    4. 4. Dependencies stretch things out—it’s a mathematical certainty <ul><li>A milestone is the intersection of joining schedules </li></ul><ul><li>Probability of making the milestone schedule is the probability that all joining schedules intersect on time </li></ul><ul><li>The intersection is ‘stretched’ by the need to accommodate all the joining activities </li></ul><ul><li>Consider 100 trials with 90% on time: </li></ul><ul><ul><li>For 90 A1 opportunities on time, likely only 0.9 x 90 opportunities for A1 and A2 to be on time </li></ul></ul><ul><ul><li>There are 9 + 9 + 1 opportunities to be late </li></ul></ul>Photo: Neal McQ
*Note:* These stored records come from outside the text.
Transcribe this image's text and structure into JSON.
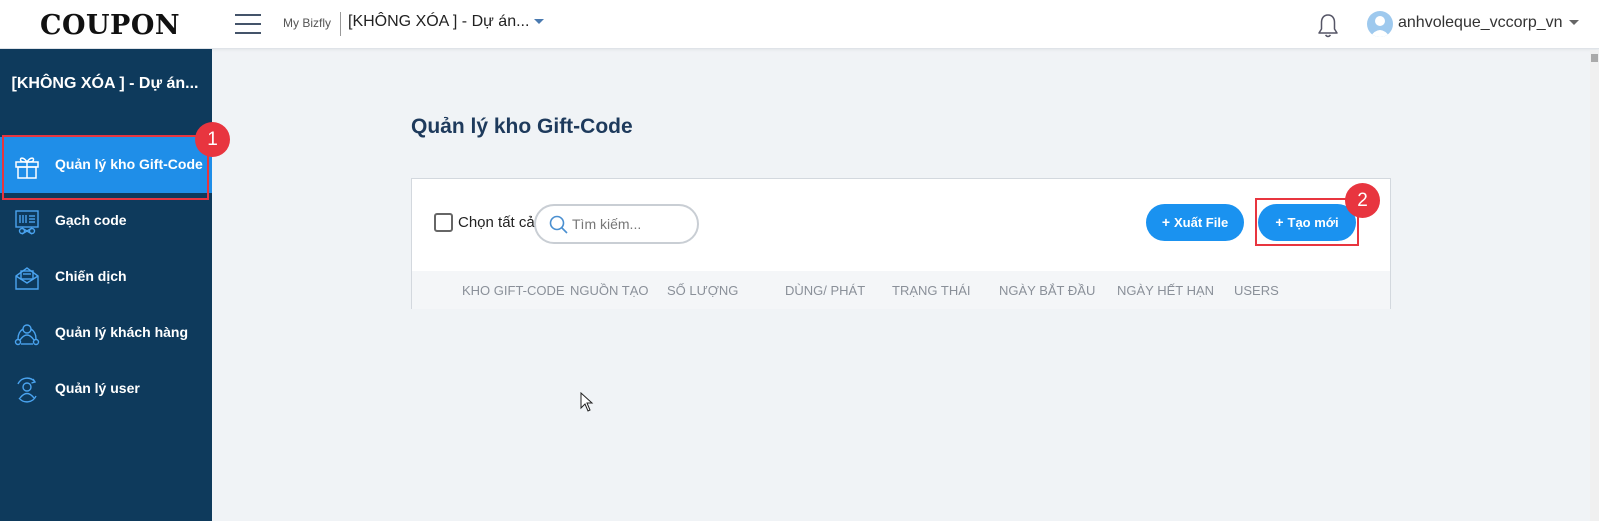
{
  "header": {
    "logo": "COUPON",
    "bizfly_label": "My Bizfly",
    "project_select": "[KHÔNG XÓA ] - Dự án...",
    "user_name": "anhvoleque_vccorp_vn"
  },
  "sidebar": {
    "title": "[KHÔNG XÓA ] - Dự án...",
    "items": [
      {
        "label": "Quản lý kho Gift-Code",
        "icon": "gift-icon"
      },
      {
        "label": "Gạch code",
        "icon": "code-scan-icon"
      },
      {
        "label": "Chiến dịch",
        "icon": "campaign-icon"
      },
      {
        "label": "Quản lý khách hàng",
        "icon": "customers-icon"
      },
      {
        "label": "Quản lý user",
        "icon": "user-manage-icon"
      }
    ],
    "active_index": 0
  },
  "annotations": {
    "badge_1": "1",
    "badge_2": "2",
    "color": "#e8353f"
  },
  "main": {
    "page_title": "Quản lý kho Gift-Code",
    "select_all_label": "Chọn tất cả",
    "search_placeholder": "Tìm kiếm...",
    "export_button": "Xuất File",
    "create_button": "Tạo mới",
    "table_columns": [
      "KHO GIFT-CODE",
      "NGUỒN TẠO",
      "SỐ LƯỢNG",
      "DÙNG/ PHÁT",
      "TRẠNG THÁI",
      "NGÀY BẮT ĐẦU",
      "NGÀY HẾT HẠN",
      "USERS"
    ]
  },
  "colors": {
    "sidebar_bg": "#0e3a5c",
    "sidebar_active": "#1f8ee8",
    "primary_button": "#1a92f0",
    "page_bg": "#f0f3f6"
  }
}
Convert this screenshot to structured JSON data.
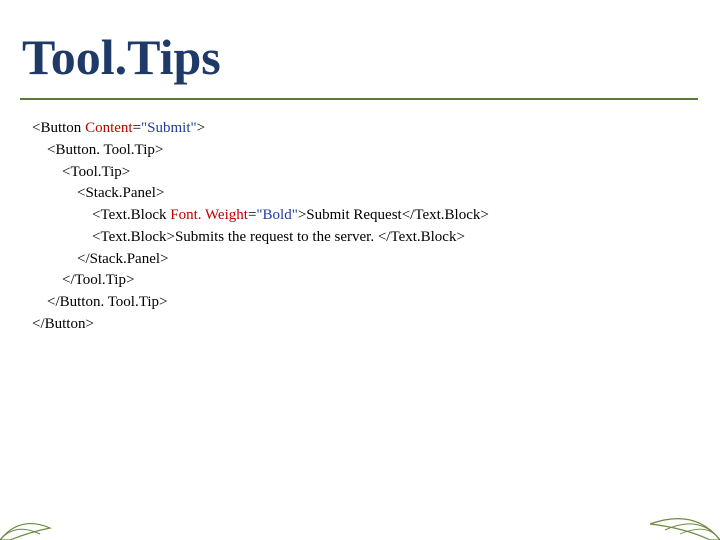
{
  "title": "Tool.Tips",
  "code": {
    "l1_pre": "<Button ",
    "l1_attr": "Content",
    "l1_eq": "=",
    "l1_val": "\"Submit\"",
    "l1_post": ">",
    "l2": "    <Button. Tool.Tip>",
    "l3": "        <Tool.Tip>",
    "l4": "            <Stack.Panel>",
    "l5_pre": "                <Text.Block ",
    "l5_attr": "Font. Weight",
    "l5_eq": "=",
    "l5_val": "\"Bold\"",
    "l5_post": ">Submit Request</Text.Block>",
    "l6": "                <Text.Block>Submits the request to the server. </Text.Block>",
    "l7": "            </Stack.Panel>",
    "l8": "        </Tool.Tip>",
    "l9": "    </Button. Tool.Tip>",
    "l10": "</Button>"
  }
}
    5. 5. Example of schedule stretch <ul><li>When the intersecting activities are independent, then the probability of the intersection is the product of the intersecting probabilities </li></ul><ul><li>Example: </li></ul><ul><ul><li>A1 intersects milestone with 90% probability on-time, 10% probability of being early or late, but adding similar A2 reduces performance </li></ul></ul><ul><ul><ul><li>Probability of A1 and A2 intersecting—making the milestone on-time—is 90% x 90% = 81% </li></ul></ul></ul><ul><ul><ul><li>Probability of late = 90x10 + 10x90 + 10x10 = 19% </li></ul></ul></ul><ul><ul><li>Lower probability—81% vs 90%—translates to a likely longer schedule </li></ul></ul><ul><ul><li>Longer schedule is required to recover milestone probability to 90% </li></ul></ul>81% 100% 90% Intersecting activities stretch the opportunity to make the milestone A1 or A2 A1 & A2 Time Milestone Probability
    6. 6. Stretching at the milestone is called ‘merge bias’ <ul><li>Merging activities create a bias toward ‘Shift right’ </li></ul><ul><ul><li>To raise the probability from 81% back to 90%, the milestone must ‘shift right’ </li></ul></ul><ul><li>To counter the effects of merge bias: </li></ul><ul><ul><li>Risk adjust all estimates with 3-point estimates </li></ul></ul><ul><ul><ul><li>Take risk adjustments into account when building the schedule </li></ul></ul></ul><ul><ul><li>Establish time buffers </li></ul></ul><ul><ul><ul><li>Buffers are ‘reserves’ </li></ul></ul></ul><ul><ul><ul><li>Size the buffer to cover the likely ‘stretch’ </li></ul></ul></ul>Photo ShiYali
    7. 7. Read more about it! <ul><li>Quantitative Methods is a book about numbers and methods for applying them to practical situations in projects </li></ul><ul><li>There is a good tutorial on statistics, accounting, balanced scorecard, and value </li></ul><ul><li>The chapter on estimating is right out of my own experience </li></ul><ul><li>The presentation on earned value makes EV really workable in day-to-day situations. </li></ul><ul><li>If you do contracting, read the chapter on about doing risk management with contracts </li></ul><ul><li>And, best of all, you can buy it at any on-line retailer, and read excerpts on google/books </li></ul>
    8. 8. I hope you liked what you saw here <ul><li>I hope you enjoyed this presentation. </li></ul><ul><li>You can share it with your network </li></ul><ul><li>There is a lot more information in the book, at my company website, and at my BLOG. See the cover page for links </li></ul><ul><li>By the way, there is information on my other books and magazine articles at </li></ul><ul><li>You can contact me from my company website; the information is all there </li></ul>